• [Action item]
Find the string "Length" in the records. Copy each line that has it.

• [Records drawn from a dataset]
=== Section Start ===

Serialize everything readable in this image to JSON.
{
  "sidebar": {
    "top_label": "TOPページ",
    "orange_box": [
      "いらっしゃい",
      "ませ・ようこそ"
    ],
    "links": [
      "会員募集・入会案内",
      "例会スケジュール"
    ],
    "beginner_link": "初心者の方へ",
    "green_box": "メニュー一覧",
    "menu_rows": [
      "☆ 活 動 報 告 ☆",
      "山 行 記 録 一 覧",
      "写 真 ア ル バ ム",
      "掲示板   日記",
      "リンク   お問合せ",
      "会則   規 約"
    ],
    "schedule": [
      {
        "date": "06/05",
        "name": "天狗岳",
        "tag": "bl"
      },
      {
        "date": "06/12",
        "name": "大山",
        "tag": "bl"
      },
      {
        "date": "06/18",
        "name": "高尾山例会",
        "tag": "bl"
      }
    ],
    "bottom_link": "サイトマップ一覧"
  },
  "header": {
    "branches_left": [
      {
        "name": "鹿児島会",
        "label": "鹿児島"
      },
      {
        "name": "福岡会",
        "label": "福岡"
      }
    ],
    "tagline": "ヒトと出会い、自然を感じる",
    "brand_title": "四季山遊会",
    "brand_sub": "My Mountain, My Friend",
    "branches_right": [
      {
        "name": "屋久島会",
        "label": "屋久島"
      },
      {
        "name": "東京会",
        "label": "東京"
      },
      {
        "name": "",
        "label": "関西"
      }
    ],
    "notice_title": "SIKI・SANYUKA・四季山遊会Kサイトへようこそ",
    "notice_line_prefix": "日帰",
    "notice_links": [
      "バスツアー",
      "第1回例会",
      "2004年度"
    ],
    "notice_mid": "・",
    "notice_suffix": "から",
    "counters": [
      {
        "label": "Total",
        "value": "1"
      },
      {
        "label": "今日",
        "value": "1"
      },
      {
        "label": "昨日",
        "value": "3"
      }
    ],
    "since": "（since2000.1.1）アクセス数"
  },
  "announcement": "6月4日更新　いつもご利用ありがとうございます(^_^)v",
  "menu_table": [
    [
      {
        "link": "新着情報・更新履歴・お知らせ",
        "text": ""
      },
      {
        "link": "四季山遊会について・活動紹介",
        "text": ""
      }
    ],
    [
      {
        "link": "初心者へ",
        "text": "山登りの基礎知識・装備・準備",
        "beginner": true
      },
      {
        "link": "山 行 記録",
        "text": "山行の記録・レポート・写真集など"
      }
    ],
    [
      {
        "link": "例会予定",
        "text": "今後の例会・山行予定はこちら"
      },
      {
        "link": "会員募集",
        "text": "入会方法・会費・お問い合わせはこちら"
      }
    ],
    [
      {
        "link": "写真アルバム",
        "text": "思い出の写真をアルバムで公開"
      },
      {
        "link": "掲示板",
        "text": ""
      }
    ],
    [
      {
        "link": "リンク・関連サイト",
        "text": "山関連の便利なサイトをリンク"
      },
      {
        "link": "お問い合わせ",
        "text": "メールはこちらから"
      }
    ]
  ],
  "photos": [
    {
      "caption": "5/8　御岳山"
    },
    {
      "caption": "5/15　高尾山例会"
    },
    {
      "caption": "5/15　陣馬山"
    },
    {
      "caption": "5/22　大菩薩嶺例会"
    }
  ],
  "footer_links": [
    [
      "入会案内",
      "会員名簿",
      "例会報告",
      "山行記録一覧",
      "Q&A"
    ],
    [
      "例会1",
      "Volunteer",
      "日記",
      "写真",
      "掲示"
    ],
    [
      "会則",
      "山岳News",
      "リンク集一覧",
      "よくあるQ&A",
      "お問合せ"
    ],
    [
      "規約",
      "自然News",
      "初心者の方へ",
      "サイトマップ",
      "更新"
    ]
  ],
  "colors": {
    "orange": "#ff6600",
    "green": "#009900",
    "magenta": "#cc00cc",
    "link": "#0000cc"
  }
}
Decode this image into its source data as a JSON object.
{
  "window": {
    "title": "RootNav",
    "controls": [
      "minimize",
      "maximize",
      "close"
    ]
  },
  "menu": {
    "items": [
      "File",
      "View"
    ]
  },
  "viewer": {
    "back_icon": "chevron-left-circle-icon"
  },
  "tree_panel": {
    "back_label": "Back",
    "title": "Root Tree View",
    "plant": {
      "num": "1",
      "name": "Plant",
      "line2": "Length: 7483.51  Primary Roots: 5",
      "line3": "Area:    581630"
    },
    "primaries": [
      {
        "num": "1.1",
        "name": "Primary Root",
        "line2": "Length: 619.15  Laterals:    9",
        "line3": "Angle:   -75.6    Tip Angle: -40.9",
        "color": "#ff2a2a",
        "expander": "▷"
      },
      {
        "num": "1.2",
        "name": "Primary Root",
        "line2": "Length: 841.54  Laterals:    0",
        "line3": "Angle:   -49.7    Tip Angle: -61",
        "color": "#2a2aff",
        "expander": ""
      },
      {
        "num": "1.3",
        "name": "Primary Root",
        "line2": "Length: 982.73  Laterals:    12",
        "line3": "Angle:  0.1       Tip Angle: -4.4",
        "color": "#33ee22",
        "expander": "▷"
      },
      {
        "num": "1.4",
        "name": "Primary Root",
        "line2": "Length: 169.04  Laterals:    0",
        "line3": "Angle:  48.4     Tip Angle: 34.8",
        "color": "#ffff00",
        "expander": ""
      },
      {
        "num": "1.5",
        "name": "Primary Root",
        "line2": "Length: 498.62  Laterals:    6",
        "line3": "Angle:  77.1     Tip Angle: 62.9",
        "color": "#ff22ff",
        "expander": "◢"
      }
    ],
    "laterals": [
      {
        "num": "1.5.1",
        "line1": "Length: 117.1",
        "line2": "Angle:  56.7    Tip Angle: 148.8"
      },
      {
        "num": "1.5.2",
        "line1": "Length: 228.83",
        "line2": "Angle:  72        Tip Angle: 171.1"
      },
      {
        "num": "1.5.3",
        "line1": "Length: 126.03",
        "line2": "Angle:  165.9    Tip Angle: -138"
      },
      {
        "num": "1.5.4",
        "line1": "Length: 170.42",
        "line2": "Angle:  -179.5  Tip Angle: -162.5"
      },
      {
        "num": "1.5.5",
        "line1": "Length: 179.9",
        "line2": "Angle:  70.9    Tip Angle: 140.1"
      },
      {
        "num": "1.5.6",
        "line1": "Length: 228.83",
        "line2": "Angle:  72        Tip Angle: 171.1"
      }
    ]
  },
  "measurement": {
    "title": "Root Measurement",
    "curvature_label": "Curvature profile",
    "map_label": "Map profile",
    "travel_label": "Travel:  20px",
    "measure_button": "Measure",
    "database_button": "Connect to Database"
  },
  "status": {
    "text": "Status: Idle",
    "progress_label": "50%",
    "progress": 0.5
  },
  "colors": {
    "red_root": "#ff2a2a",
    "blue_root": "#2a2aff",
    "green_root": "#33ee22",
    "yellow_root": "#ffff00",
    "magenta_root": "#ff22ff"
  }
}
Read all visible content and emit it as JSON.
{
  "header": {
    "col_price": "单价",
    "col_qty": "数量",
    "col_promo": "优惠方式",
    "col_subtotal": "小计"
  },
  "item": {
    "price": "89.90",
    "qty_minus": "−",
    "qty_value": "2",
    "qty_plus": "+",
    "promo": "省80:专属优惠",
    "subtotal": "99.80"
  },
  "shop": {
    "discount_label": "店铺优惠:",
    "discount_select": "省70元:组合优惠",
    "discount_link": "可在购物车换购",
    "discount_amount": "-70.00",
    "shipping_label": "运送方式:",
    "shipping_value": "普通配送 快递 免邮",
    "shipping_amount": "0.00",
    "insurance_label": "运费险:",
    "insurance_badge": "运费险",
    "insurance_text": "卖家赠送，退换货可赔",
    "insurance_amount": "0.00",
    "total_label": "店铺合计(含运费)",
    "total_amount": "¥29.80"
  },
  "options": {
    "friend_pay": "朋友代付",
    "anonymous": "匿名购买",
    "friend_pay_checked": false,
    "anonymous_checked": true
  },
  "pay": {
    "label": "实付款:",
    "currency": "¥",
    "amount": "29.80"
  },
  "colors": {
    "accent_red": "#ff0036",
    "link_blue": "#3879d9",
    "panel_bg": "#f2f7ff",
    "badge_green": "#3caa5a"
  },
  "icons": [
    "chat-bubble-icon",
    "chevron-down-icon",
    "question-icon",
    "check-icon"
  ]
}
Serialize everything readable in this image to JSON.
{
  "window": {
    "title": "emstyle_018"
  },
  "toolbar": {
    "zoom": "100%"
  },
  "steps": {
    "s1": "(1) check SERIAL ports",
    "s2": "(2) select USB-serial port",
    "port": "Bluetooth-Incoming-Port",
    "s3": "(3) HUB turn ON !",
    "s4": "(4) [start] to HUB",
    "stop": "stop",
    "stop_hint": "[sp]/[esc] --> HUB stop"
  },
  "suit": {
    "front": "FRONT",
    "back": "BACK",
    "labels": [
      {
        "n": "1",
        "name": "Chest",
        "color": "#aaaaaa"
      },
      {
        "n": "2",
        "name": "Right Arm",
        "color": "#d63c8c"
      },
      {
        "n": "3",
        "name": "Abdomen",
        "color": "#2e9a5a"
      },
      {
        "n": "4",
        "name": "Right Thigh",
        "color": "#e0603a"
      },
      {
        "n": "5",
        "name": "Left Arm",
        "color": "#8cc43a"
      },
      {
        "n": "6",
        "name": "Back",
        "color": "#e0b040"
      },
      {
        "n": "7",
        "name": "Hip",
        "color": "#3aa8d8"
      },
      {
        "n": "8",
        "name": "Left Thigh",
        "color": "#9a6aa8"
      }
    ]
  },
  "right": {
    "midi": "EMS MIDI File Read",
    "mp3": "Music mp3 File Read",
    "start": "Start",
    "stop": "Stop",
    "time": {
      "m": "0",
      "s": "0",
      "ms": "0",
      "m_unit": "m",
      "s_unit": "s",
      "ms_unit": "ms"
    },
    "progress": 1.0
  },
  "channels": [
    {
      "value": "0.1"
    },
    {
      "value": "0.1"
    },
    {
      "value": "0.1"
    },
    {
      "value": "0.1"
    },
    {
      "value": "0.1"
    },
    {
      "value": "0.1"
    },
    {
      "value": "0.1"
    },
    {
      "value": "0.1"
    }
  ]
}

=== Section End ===

• [Finished task]
      "line2": "Length: 7483.51  Primary Roots: 5",
        "line2": "Length: 619.15  Laterals:    9",
        "line2": "Length: 841.54  Laterals:    0",
        "line2": "Length: 982.73  Laterals:    12",
        "line2": "Length: 169.04  Laterals:    0",
        "line2": "Length: 498.62  Laterals:    6",
        "line1": "Length: 117.1",
        "line1": "Length: 228.83",
        "line1": "Length: 126.03",
        "line1": "Length: 170.42",
        "line1": "Length: 179.9",
        "line1": "Length: 228.83",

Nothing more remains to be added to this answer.